• **To do**
Should a line below contain the word "Convert", report it.

"""

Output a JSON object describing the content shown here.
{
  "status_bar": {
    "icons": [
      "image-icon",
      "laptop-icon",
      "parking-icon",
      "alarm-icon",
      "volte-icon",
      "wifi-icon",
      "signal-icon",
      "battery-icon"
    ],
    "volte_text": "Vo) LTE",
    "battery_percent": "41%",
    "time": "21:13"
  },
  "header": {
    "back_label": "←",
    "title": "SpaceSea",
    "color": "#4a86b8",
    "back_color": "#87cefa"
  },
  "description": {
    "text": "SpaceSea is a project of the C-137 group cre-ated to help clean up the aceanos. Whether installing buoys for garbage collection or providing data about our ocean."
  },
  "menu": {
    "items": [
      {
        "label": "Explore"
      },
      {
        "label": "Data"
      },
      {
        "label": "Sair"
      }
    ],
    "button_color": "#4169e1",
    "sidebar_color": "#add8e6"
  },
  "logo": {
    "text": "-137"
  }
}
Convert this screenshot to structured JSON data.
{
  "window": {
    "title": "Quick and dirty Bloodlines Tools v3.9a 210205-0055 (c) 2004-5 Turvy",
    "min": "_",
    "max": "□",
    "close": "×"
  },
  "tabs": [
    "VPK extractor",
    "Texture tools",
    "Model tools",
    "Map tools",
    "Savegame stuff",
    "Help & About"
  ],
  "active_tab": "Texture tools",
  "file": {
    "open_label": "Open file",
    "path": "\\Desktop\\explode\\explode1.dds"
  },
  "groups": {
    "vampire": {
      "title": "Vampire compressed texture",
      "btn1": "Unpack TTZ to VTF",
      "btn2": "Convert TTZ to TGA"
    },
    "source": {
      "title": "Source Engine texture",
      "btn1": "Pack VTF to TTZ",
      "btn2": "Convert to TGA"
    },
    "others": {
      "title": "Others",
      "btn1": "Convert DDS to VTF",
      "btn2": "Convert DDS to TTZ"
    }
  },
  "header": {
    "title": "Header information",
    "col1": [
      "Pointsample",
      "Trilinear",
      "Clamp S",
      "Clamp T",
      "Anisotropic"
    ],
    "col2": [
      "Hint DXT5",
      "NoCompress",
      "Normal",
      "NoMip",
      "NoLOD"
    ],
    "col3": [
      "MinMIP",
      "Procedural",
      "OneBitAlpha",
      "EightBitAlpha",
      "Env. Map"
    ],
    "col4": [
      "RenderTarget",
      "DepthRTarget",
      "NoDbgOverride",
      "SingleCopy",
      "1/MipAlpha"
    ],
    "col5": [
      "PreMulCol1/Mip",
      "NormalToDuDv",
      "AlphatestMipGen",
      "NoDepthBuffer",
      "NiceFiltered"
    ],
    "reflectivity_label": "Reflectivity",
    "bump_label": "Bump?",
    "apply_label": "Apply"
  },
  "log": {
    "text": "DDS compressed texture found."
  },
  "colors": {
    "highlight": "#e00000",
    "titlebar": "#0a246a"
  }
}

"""

• **Response area**
Convert this screenshot to structured JSON data.
      "btn2": "Convert TTZ to TGA"
      "btn2": "Convert to TGA"
      "btn1": "Convert DDS to VTF",
      "btn2": "Convert DDS to TTZ"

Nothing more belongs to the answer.